Lucy may be about the seemingly unlimited power of the human mind, but it could have benefitted from putting some limits on itself. Scarlet Johansson plays a young American abroad who is kidnapped by an Asian drug lord and forced to become a mule. When the new, synthetic drug that has been sewn into her belly leaks into her system, it activates the 90 percent of her brain that – at least according to a cheerfully dumb framing lecture given by Morgan Freeman as a dapper neuroscientist – the rest of us humans never use.

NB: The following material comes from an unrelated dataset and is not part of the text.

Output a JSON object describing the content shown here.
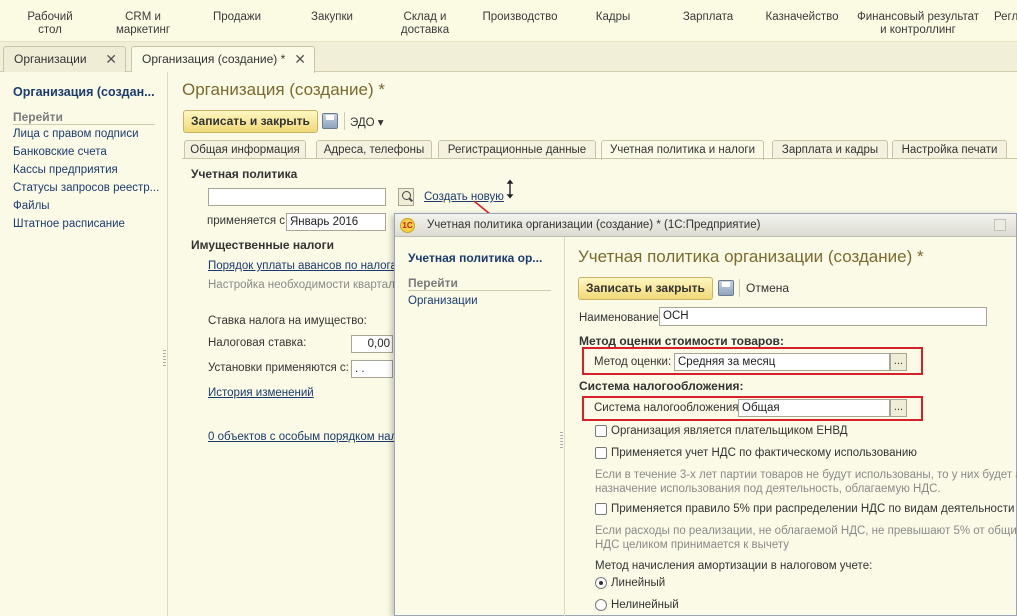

The problem isn’t that Lucy, written and directed by Luc Besson, is built on a thin concept that’s stretched to absurd lengths; that’s the basis for many fine action films. But here, Besson simply uses his premise to do whatever he wants with his heroine at any given moment. Nothing Lucy suddenly finds herself capable of is tied to any sort of internal movie logic: she dabbles in telepathy here, telekinesis there and mortal combat everywhere, and always to easy success. There’s never any tension or suspense to the movie, because whatever Lucy faces, we know her big brain will inexplicably be able to handle it.

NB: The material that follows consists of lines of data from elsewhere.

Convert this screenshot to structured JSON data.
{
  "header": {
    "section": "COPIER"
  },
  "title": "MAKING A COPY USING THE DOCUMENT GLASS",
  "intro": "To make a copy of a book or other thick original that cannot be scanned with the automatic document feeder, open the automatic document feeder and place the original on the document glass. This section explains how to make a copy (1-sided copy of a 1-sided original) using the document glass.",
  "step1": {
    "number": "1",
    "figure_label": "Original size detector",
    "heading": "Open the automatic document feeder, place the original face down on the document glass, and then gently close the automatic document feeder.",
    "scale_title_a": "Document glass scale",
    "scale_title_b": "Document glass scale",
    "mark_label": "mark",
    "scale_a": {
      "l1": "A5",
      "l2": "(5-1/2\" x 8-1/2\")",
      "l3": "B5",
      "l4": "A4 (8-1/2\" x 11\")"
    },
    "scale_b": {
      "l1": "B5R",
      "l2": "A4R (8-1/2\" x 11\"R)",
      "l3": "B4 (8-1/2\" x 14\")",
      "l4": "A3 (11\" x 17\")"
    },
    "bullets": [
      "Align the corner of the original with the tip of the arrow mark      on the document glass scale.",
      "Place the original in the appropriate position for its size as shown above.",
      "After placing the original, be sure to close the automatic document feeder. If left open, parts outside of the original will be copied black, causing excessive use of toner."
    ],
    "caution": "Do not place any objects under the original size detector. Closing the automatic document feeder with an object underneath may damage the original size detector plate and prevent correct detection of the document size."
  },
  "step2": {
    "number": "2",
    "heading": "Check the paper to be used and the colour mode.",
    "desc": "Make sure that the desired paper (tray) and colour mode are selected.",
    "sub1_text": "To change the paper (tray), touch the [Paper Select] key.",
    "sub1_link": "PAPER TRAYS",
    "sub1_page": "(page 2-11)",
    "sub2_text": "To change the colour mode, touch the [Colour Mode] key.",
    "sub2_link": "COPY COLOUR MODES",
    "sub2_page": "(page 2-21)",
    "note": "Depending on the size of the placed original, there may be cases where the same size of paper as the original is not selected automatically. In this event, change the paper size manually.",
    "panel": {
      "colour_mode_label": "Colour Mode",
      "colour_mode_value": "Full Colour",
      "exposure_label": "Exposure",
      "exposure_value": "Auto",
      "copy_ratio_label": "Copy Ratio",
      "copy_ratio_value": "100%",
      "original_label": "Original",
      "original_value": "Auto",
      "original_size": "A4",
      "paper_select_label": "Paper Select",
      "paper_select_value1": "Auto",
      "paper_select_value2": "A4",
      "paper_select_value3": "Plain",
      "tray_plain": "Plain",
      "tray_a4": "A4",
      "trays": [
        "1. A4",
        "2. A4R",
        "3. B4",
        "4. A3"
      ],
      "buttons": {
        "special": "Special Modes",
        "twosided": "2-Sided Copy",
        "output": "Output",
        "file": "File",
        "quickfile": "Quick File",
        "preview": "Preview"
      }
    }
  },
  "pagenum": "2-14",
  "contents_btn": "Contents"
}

As for Johansson, she and Besson seem to feel that accessing more of our brains would turn us into soulless, dull automatons. And so her performance is almost the exact opposite of the one she gave in a 90-percent better film from 2014, Under the Skin. If Lucy depicts increased awareness in terms of robotic invincibility, Under the Skin traces a cold alien’s growing understanding of what it means to be a vulnerable human.